[Cuomo] graciously shared the story about how he started speaking publicly in law school and was a terrible speaker until he started 1) talking about things he believed in passionately, and 2) knew his material extremely well.

When he was first paid to speak, at the time of his first book's publication, it didn't go so well. Sims' agent received a kind but brutally-critical email from the conference organizer, which said in part:

Peter did well overall, but it would have been nice if you would have shared that he never spoke to college students or in this type of setting. I think he was more focused on this being the start of his book tour versus personalizing it to the students. Not sure if this was a miscommunication between the two of you or his focus. I, and some of my committee members, felt it was overpriced for the experience. Would have paid $1500 for what we received. I have a limited budget and this could have been spent better. You were a little misleading but maybe you haven't seen him present before.

And it goes on from there. Sims explains that his first reaction to the email was (as should be expected) defensiveness:

I'd been going through a difficult time in my life! I did have doubts about the usefulness of my ideas to college students. Of course when I didn't know the answer to a question, I would turn it back around to the students and ask them! How was I supposed to know how they should manage college roommate conflicts?

But eventually Sims got past his emotional reaction and realized that he hadn't done well, and it was time to put Cuomo's earlier advice into action. Eventually, his speaking experiences had changed significantly:

As the audience came to see that I was just being me and trying to share and teach them, quirks and all, they stopped analyzing and judging me, and could just enjoy the moment. That's how I feel at least, noting how the energy in the audience now seems to shift about a quarter or a third of the way into each event. It's an experience for us all, not a lecture. When I can just be me, it gives the audience to just be themselves, and that human experience is what ultimately unlocks and empowers creativity, my ultimate goal. It has taken me thousands of hours of practice — and reams of hard-to-hear feedback — to improve.

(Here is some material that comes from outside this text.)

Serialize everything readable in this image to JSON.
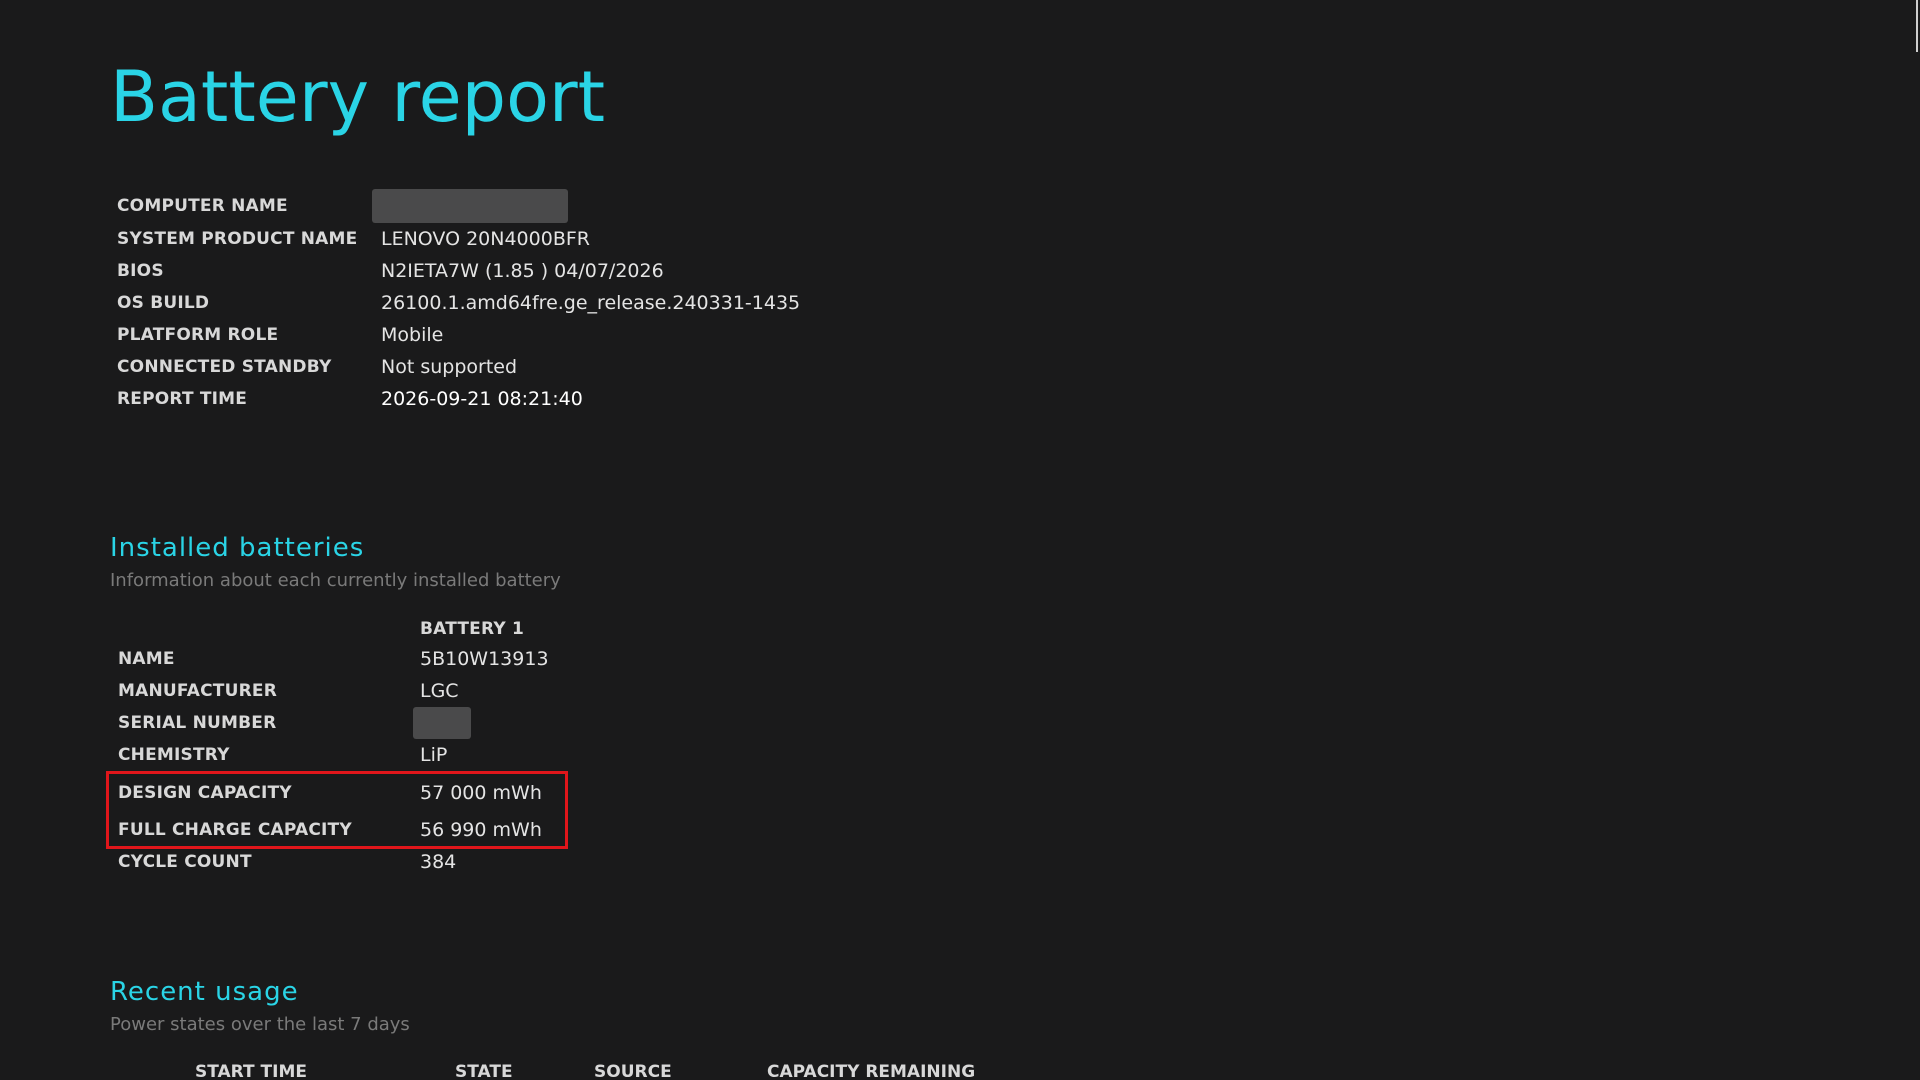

This story is a great illustration of a couple of Mistake Bank points. One is that bad experiences can be great teachers. The second is that valuable lessons often take time (years, in fact) for us to absorb and process.